Available records:

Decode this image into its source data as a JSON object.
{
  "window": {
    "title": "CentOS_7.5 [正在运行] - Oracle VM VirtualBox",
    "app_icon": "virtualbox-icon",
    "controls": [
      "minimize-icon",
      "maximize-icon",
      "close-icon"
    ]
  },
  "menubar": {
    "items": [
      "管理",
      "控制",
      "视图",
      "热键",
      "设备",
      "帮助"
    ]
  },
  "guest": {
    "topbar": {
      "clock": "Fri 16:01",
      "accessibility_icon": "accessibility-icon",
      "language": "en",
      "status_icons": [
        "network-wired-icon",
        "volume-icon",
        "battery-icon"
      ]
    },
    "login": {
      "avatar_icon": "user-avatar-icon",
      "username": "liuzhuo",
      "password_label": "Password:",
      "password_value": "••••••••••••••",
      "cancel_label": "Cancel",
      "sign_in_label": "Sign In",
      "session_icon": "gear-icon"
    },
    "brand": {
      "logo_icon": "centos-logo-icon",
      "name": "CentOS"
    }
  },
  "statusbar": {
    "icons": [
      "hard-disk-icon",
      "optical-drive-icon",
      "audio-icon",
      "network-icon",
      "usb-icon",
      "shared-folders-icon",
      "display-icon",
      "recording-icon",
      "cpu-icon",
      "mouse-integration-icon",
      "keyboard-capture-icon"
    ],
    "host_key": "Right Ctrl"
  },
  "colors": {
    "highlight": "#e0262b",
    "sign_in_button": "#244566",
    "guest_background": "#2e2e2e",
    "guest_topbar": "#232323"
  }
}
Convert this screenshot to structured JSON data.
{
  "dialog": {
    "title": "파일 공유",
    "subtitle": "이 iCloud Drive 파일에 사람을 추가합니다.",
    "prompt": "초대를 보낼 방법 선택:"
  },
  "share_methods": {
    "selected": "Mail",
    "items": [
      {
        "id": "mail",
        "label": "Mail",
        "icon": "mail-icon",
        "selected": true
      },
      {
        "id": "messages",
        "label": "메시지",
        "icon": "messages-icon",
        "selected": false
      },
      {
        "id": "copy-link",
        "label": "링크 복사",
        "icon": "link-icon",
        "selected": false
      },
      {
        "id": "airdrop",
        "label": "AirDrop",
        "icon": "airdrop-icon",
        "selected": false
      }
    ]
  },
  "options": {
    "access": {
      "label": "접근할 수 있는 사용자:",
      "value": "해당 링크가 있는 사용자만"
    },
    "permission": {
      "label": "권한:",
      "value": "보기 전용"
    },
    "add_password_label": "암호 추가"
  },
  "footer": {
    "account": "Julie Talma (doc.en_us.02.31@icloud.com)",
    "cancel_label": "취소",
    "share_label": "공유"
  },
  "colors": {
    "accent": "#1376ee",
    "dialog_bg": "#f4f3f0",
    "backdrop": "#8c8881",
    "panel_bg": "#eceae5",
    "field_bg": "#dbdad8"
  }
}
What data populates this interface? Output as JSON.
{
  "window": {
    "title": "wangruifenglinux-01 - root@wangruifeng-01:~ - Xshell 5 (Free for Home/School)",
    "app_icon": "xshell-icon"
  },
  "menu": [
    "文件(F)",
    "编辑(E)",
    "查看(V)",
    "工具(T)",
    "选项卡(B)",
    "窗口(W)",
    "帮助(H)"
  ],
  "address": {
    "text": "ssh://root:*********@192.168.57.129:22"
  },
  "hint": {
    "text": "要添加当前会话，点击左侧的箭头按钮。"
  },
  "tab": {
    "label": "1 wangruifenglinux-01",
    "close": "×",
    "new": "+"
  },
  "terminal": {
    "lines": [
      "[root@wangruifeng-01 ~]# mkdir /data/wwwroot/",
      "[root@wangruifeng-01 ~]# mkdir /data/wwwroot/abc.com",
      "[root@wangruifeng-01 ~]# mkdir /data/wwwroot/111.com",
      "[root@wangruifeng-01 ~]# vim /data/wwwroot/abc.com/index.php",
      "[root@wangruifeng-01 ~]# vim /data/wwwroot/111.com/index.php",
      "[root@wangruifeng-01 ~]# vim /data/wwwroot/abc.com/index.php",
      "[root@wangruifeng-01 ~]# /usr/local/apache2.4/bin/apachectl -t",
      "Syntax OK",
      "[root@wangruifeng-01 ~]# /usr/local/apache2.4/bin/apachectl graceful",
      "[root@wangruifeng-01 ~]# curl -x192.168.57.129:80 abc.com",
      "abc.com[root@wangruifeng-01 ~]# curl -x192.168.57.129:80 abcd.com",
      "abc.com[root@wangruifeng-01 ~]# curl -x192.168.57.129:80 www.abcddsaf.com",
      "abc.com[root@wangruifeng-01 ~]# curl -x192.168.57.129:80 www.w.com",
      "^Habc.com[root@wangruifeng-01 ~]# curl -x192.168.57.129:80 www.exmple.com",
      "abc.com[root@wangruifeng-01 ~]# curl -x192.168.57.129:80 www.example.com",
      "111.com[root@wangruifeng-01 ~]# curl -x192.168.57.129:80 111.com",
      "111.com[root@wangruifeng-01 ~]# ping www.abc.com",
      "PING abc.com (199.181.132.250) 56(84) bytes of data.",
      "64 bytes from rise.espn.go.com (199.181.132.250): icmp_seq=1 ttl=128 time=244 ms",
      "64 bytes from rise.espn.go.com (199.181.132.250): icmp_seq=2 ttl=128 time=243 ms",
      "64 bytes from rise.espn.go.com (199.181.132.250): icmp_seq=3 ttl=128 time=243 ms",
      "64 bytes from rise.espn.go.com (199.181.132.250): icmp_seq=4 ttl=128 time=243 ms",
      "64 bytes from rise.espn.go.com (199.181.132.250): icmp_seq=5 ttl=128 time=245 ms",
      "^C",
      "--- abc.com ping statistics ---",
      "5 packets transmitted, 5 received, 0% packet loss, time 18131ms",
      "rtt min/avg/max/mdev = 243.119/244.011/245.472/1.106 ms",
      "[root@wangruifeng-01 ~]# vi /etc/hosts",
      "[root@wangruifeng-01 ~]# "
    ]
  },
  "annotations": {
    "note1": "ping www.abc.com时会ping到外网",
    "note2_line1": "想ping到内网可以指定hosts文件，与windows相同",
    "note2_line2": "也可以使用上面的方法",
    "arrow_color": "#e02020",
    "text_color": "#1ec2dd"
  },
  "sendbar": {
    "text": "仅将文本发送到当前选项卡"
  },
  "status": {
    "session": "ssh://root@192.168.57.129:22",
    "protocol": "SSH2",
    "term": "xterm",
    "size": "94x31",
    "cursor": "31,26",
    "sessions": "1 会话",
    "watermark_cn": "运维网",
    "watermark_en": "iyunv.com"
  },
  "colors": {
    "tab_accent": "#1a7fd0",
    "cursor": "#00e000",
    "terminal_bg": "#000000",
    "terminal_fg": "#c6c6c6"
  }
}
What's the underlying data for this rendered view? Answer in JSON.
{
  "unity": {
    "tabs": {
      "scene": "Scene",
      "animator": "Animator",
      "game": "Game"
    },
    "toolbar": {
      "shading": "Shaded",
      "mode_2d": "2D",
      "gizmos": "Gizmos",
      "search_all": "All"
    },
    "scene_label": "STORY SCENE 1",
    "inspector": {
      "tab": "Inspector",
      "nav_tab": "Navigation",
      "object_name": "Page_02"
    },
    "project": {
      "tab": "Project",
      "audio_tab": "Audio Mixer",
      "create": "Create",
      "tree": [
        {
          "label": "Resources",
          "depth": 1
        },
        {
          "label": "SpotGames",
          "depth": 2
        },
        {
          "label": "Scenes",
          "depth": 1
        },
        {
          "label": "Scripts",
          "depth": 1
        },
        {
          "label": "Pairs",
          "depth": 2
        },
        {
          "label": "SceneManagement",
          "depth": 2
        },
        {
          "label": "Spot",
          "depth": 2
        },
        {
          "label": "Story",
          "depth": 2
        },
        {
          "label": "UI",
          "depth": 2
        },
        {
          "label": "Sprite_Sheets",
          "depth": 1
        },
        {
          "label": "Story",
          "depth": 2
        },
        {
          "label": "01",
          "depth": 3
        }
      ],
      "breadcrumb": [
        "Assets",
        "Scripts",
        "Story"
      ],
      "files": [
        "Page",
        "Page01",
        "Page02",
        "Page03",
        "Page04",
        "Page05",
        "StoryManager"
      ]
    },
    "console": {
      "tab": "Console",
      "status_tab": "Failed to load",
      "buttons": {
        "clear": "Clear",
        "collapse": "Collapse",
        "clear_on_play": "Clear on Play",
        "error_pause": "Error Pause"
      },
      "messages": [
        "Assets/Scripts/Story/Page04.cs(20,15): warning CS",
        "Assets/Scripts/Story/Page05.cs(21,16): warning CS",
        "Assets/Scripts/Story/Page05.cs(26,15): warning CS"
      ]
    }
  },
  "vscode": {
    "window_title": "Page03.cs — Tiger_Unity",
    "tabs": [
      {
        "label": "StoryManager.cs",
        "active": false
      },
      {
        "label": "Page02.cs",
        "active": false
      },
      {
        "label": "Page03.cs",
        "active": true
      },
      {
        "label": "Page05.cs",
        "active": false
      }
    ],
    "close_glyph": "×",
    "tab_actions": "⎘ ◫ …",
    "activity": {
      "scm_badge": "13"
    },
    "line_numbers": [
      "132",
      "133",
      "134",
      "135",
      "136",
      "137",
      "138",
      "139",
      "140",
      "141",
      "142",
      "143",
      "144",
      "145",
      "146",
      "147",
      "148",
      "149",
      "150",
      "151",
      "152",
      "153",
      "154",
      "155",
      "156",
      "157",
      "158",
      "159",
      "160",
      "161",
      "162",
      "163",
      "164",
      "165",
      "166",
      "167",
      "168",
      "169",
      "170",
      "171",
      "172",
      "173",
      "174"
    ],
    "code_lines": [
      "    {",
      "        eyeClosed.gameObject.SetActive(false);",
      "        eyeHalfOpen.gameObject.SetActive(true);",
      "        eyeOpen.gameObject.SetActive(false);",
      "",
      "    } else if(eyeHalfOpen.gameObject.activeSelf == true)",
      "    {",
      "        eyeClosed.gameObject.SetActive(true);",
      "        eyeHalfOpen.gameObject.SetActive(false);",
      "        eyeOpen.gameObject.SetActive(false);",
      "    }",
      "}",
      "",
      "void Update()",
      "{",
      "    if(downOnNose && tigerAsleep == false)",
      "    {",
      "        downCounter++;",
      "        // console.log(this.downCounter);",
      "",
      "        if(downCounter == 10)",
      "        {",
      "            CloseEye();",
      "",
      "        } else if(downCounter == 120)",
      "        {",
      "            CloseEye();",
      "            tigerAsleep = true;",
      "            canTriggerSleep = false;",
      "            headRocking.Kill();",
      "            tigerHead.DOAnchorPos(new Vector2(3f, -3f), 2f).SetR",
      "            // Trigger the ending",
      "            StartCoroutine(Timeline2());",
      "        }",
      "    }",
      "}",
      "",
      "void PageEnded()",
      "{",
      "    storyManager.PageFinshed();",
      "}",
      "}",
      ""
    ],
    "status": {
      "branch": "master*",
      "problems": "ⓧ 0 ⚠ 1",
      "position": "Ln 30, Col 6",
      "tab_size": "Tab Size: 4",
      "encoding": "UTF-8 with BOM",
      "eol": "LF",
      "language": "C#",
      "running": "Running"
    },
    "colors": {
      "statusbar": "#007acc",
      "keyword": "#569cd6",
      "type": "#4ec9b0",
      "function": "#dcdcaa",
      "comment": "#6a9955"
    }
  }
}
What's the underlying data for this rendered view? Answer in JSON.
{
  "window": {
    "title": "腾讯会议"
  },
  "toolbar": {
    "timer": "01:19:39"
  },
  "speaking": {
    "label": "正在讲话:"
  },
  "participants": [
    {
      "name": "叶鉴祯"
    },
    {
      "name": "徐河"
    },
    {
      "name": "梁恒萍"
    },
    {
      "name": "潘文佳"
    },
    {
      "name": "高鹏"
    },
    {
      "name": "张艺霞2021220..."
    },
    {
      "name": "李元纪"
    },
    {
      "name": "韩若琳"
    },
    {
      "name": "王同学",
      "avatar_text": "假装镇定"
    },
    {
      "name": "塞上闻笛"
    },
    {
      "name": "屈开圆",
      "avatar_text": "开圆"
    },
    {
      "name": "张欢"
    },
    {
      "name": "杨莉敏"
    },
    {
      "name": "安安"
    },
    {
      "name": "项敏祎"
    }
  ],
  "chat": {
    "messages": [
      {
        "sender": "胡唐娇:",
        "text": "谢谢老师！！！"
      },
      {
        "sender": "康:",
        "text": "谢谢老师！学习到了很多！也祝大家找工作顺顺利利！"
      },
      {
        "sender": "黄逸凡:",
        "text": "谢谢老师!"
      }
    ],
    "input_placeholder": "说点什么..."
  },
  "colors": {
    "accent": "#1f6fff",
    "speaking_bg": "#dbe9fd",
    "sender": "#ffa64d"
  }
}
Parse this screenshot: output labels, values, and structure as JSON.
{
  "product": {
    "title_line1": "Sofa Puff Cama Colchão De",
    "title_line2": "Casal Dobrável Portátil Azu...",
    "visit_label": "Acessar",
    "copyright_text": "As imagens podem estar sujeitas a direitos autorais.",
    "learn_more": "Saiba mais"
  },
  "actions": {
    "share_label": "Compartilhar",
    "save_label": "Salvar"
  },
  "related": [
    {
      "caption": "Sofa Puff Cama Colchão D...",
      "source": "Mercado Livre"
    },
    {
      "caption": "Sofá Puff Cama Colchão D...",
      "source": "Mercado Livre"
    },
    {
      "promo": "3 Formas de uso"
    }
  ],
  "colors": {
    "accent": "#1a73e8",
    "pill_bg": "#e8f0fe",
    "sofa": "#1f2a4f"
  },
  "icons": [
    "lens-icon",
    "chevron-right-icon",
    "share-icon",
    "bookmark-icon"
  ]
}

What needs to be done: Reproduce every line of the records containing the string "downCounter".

Solution for this task:
      "        downCounter++;",
      "        // console.log(this.downCounter);",
      "        if(downCounter == 10)",
      "        } else if(downCounter == 120)",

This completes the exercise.